But Defra stressed the reports were only interim, and that it could not rule out the possibility the company would be prosecuted.

A spokeswoman said: “These are just interim reports. Investigations are still ongoing so we can't comment further regarding a prosecution.”

Fears have also been raised that gulls and vermin feeding on meat may lead to the spread of the disease in wild birds, but there is no evidence at present to suggest any other wild of farmed birds in the UK have the infection.

Commenting on the findings at the Holton plant, Liberal Democrat environment spokesman Chris Huhne MP said the report highlighted "serious bio-security lapses" at the Bernard Matthews plant.

“Allowing wild birds to feed on raw poultry meat left in the open is highly irresponsible, as it could lead to widespread contagion,' he said. “The impression is still of an organisation in denial about the seriousness of events at its plant”

Samples taken from birds in 21 other sheds at the Suffolk site after the bird flu infection came to light revealed that H5N1 was present in three of them.

The virus may have spread because of a 'reduction of biosecurity measures'after lab results first revealed the H5N1 infection, Defra's report says. Staff moving between sheds as they cleaned up the site could have caused this spread.

Previous tests showed the bird flu strain found in poultry in Suffolk was "essentially identical' to the one which caused outbreaks in Hungary.

Defra has started a programme of trilateral talks about avian flu involving officials from the UK, the EU and Hungary.

A ban on licensed bird gatherings in non-restricted parts of England was lifted today.

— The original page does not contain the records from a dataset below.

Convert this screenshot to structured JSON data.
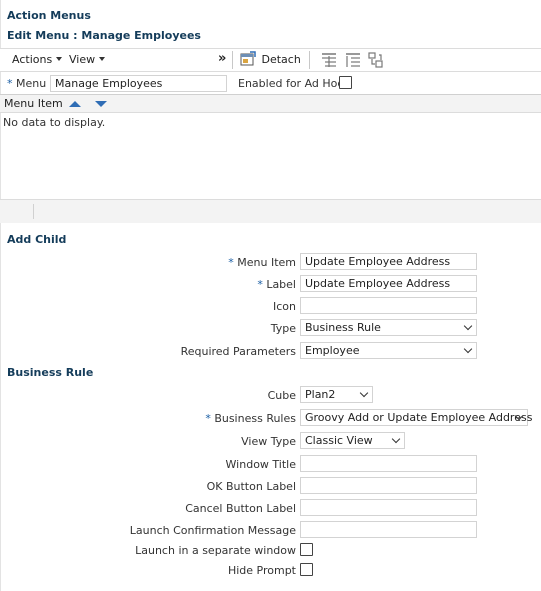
{
  "header": {
    "title": "Action Menus",
    "subtitle": "Edit Menu : Manage Employees"
  },
  "toolbar": {
    "actions_label": "Actions",
    "view_label": "View",
    "overflow_label": "»",
    "detach_label": "Detach"
  },
  "menu": {
    "required_mark": "*",
    "label": "Menu",
    "value": "Manage Employees",
    "adhoc_label": "Enabled for Ad Hoc",
    "adhoc_checked": false
  },
  "grid": {
    "column": "Menu Item",
    "empty_text": "No data to display."
  },
  "add_child": {
    "section_title": "Add Child",
    "menu_item_label": "Menu Item",
    "menu_item_value": "Update Employee Address",
    "label_label": "Label",
    "label_value": "Update Employee Address",
    "icon_label": "Icon",
    "icon_value": "",
    "type_label": "Type",
    "type_value": "Business Rule",
    "required_params_label": "Required Parameters",
    "required_params_value": "Employee"
  },
  "business_rule": {
    "section_title": "Business Rule",
    "cube_label": "Cube",
    "cube_value": "Plan2",
    "rules_label": "Business Rules",
    "rules_value": "Groovy Add or Update Employee Address",
    "view_type_label": "View Type",
    "view_type_value": "Classic View",
    "window_title_label": "Window Title",
    "window_title_value": "",
    "ok_label": "OK Button Label",
    "ok_value": "",
    "cancel_label": "Cancel Button Label",
    "cancel_value": "",
    "confirm_label": "Launch Confirmation Message",
    "confirm_value": "",
    "separate_window_label": "Launch in a separate window",
    "separate_window_checked": false,
    "hide_prompt_label": "Hide Prompt",
    "hide_prompt_checked": false
  },
  "colors": {
    "heading": "#143c5a",
    "required": "#1a5ea4",
    "sort_arrow": "#2f6db5"
  }
}
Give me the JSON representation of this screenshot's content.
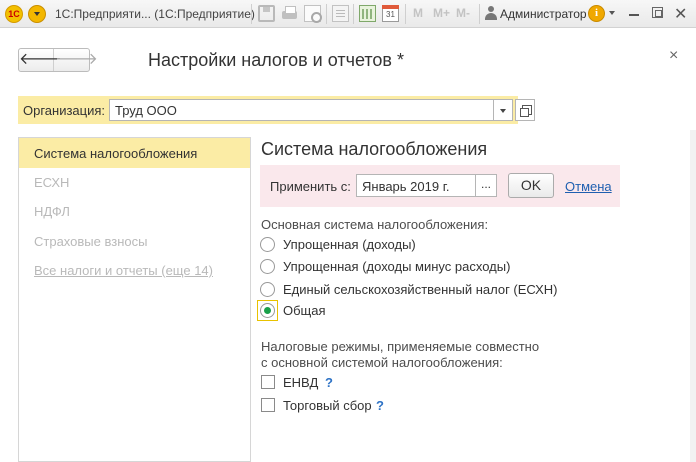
{
  "window": {
    "logo_text": "1С",
    "title": "1С:Предприяти...  (1С:Предприятие)",
    "toolbar_icons": [
      "save-icon",
      "print-icon",
      "preview-icon",
      "document-icon",
      "calculator-icon",
      "calendar-icon"
    ],
    "calendar_day": "31",
    "memory_buttons": [
      "M",
      "M+",
      "M-"
    ],
    "user_name": "Администратор",
    "info_glyph": "i"
  },
  "form": {
    "title": "Настройки налогов и отчетов *",
    "back_glyph": "🡐",
    "forward_glyph": "🡒",
    "close_glyph": "×"
  },
  "organization": {
    "label": "Организация:",
    "value": "Труд ООО"
  },
  "sidebar": {
    "items": [
      {
        "label": "Система налогообложения",
        "state": "active"
      },
      {
        "label": "ЕСХН",
        "state": "dim"
      },
      {
        "label": "НДФЛ",
        "state": "dim"
      },
      {
        "label": "Страховые взносы",
        "state": "dim"
      },
      {
        "label": "Все налоги и отчеты (еще 14)",
        "state": "link"
      }
    ]
  },
  "main": {
    "section_title": "Система налогообложения",
    "apply": {
      "label": "Применить с:",
      "value": "Январь 2019 г.",
      "dots": "...",
      "ok_label": "OK",
      "cancel_label": "Отмена"
    },
    "tax_system": {
      "label": "Основная система налогообложения:",
      "options": [
        {
          "label": "Упрощенная (доходы)",
          "selected": false
        },
        {
          "label": "Упрощенная (доходы минус расходы)",
          "selected": false
        },
        {
          "label": "Единый сельскохозяйственный налог (ЕСХН)",
          "selected": false
        },
        {
          "label": "Общая",
          "selected": true
        }
      ]
    },
    "special_regimes": {
      "label_line1": "Налоговые режимы, применяемые совместно",
      "label_line2": "с основной системой налогообложения:",
      "items": [
        {
          "label": "ЕНВД",
          "checked": false,
          "help": "?"
        },
        {
          "label": "Торговый сбор",
          "checked": false,
          "help": "?"
        }
      ]
    }
  },
  "colors": {
    "accent_yellow": "#fbeca5",
    "apply_bar": "#fae8ec",
    "link_blue": "#1f5fb0",
    "radio_selected": "#1aa04a"
  }
}
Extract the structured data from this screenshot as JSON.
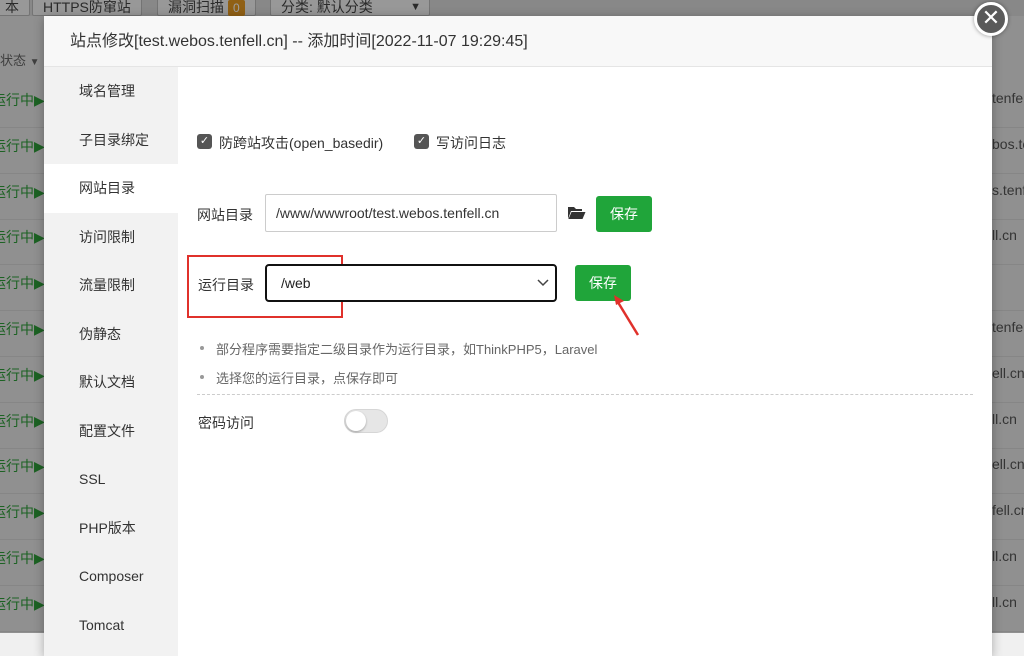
{
  "background": {
    "toolbar": {
      "partial_label": "本",
      "https_label": "HTTPS防窜站",
      "scan_label": "漏洞扫描",
      "scan_count": "0",
      "category_label": "分类: 默认分类"
    },
    "table_header": "状态",
    "row_status": "运行中▶",
    "right_fragments": [
      "tenfell",
      "bos.tenf",
      "s.tenf",
      "ll.cn",
      "",
      "tenfe",
      "ell.cn",
      "ll.cn",
      "ell.cn",
      "fell.cn",
      "ll.cn",
      "ll.cn"
    ]
  },
  "modal": {
    "title": "站点修改[test.webos.tenfell.cn] -- 添加时间[2022-11-07 19:29:45]",
    "close_symbol": "✕",
    "sidebar": [
      "域名管理",
      "子目录绑定",
      "网站目录",
      "访问限制",
      "流量限制",
      "伪静态",
      "默认文档",
      "配置文件",
      "SSL",
      "PHP版本",
      "Composer",
      "Tomcat"
    ],
    "active_index": 2,
    "options": {
      "anti_xss_label": "防跨站攻击(open_basedir)",
      "access_log_label": "写访问日志",
      "check_mark": "✓"
    },
    "site_dir": {
      "label": "网站目录",
      "value": "/www/wwwroot/test.webos.tenfell.cn",
      "save_label": "保存"
    },
    "run_dir": {
      "label": "运行目录",
      "value": "/web",
      "save_label": "保存"
    },
    "tips": [
      "部分程序需要指定二级目录作为运行目录，如ThinkPHP5，Laravel",
      "选择您的运行目录，点保存即可"
    ],
    "password_access": {
      "label": "密码访问",
      "enabled": false
    }
  },
  "colors": {
    "accent_green": "#20a53a",
    "highlight_red": "#e0312b"
  }
}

A ban remains in place in the restricted zone across Suffolk and Norfolk.

A temporary shooting ban in the 3km protection zone and the 10km surveillance zone was also lifted.